Task.
Return every line of the data that contains the string "icon".

--------------------------------------------------

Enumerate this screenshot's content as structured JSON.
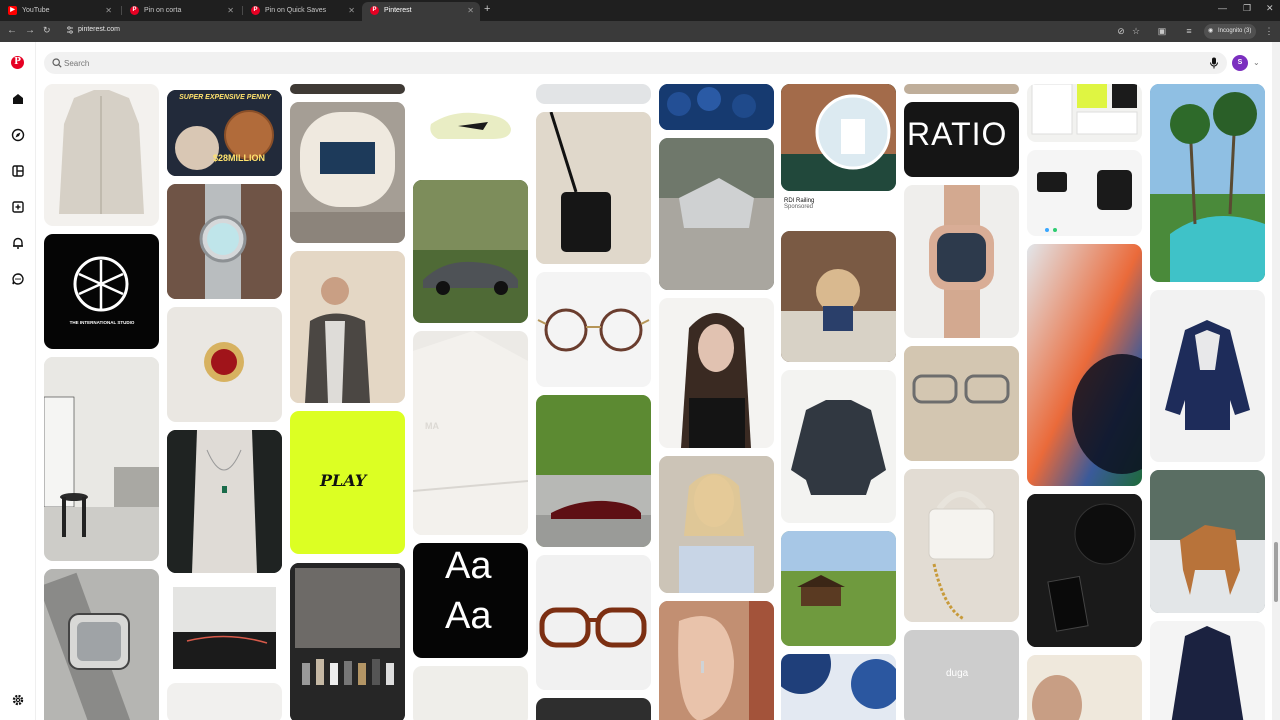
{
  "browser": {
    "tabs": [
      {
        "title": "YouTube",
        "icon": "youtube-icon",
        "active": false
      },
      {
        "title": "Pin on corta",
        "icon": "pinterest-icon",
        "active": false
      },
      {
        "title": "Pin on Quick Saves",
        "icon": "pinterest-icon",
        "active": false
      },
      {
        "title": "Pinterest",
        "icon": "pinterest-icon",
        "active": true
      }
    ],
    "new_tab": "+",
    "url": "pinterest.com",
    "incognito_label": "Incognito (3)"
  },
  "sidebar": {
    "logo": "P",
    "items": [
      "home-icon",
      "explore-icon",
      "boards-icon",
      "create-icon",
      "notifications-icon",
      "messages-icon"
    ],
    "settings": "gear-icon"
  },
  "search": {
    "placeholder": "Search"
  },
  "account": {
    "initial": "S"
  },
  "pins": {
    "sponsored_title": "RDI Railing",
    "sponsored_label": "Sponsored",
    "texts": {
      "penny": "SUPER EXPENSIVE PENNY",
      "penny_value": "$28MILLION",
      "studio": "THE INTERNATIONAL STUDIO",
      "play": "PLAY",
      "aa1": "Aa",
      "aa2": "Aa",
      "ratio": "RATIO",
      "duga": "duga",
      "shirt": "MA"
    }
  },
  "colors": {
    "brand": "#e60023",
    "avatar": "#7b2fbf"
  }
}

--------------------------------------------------

Reply to the exercise.
        "icon": "youtube-icon",
        "icon": "pinterest-icon",
        "icon": "pinterest-icon",
        "icon": "pinterest-icon",
      "home-icon",
      "explore-icon",
      "boards-icon",
      "create-icon",
      "notifications-icon",
      "messages-icon"
    "settings": "gear-icon"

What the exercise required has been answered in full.